  • If possible causes of RLS are identified, the first step is to try to correct them (iron deficit, antidepressant drugs, and some dopamine blockers, abnormalities in kidney function, etc.).
In the vast majority of cases, it must be kept in mind that RLS is a chronic and progressive disorder. At the beginning, it manifests itself sporadically, with discreet discomfort that does not interfere significantly with the life of the subjects who suffer from it. However, with time, the intensity of symptoms is greater and more frequent, and it is not uncommon for these patients to experience major problems falling asleep and staying asleep, showing great restlessness, nervousness and unease, above all in situations requiring prolonged rest. The consequences are very negative for the well-being of the patient, so in these cases pharmacological treatment should be considered.
The most commonly used treatments are:
  • Dopaminergic agonists: These are the first-line drugs. They are used to treat Parkinson’s disease, and at lower doses, also RLS. The main ones include: pramipexole, ropinirole, rotigotine, and levodopa.
  • Antiepileptic: these drugs are used to treat epilepsy and neuropathic pain, and have also been found to be useful in the treatment of RLS. The main ones are: gabapentin and pregabalin.

  • Opioids: in some cases codeine or extended-release oxycodone/naloxone can be indicated.

What should I do if I suspect I have restless leg syndrome?

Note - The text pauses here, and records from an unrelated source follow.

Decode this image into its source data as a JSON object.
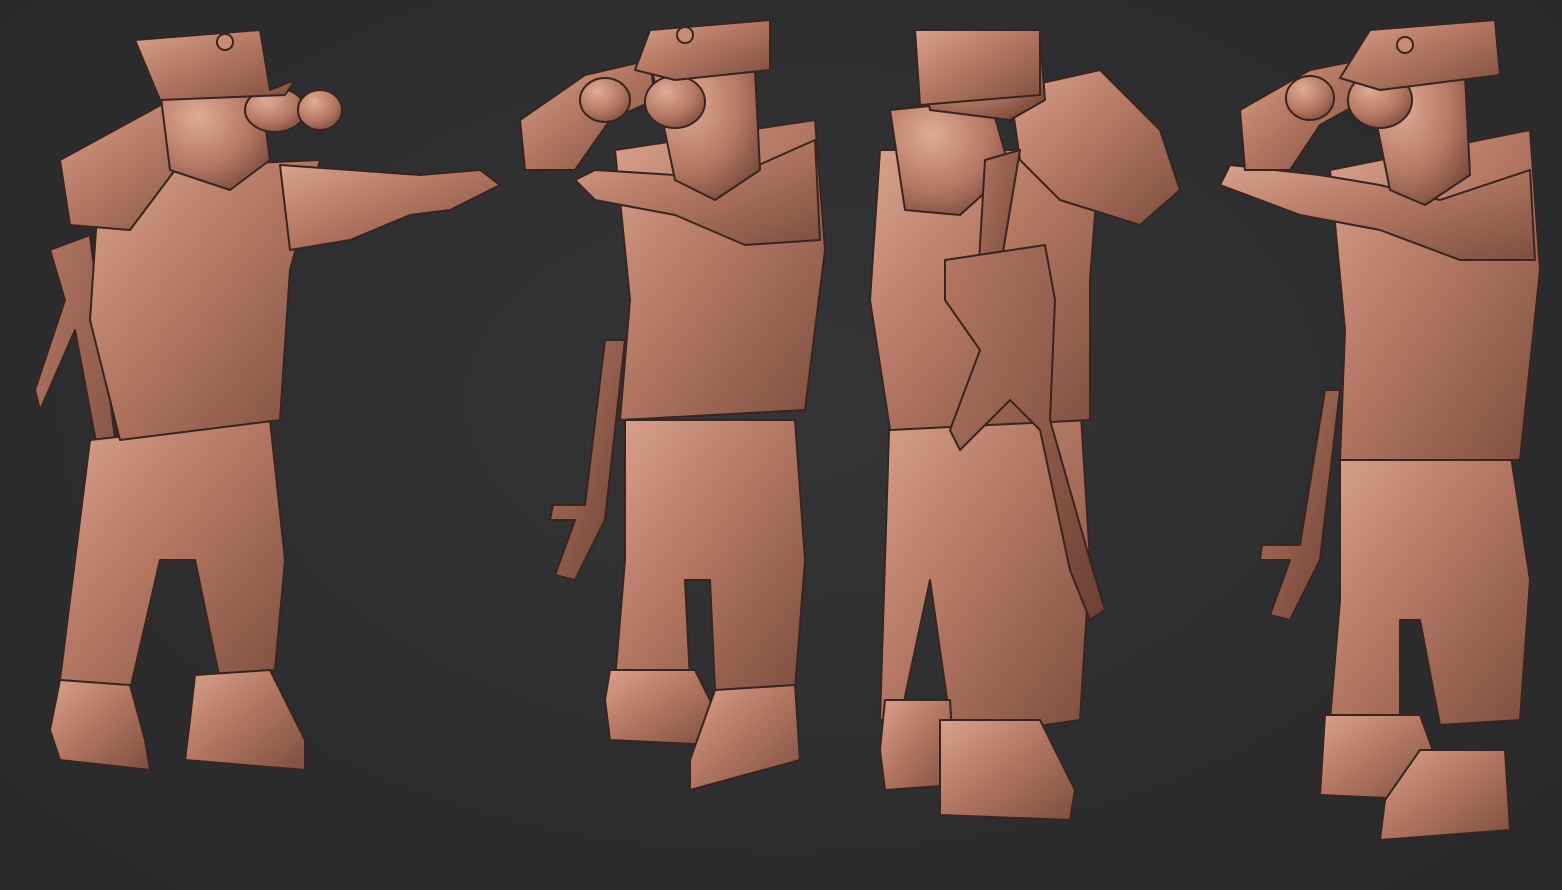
{
  "scene": {
    "background_color": "#2e2e30",
    "material_color": "#b47864",
    "material_shadow": "#7e4e3f",
    "material_highlight": "#d9a28c",
    "outline_color": "#3a2420"
  },
  "figures": [
    {
      "view": "front-left"
    },
    {
      "view": "front"
    },
    {
      "view": "back"
    },
    {
      "view": "front-right"
    }
  ]
}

It is recommended in all cases to go to a specialized sleep center to be evaluated correctly. The doctor will determine the intensity of the symptoms that you have, and will evaluate the possibility of a treatment to control your disease.
Links of interest:
Spanish Association of Restless Legs Syndrome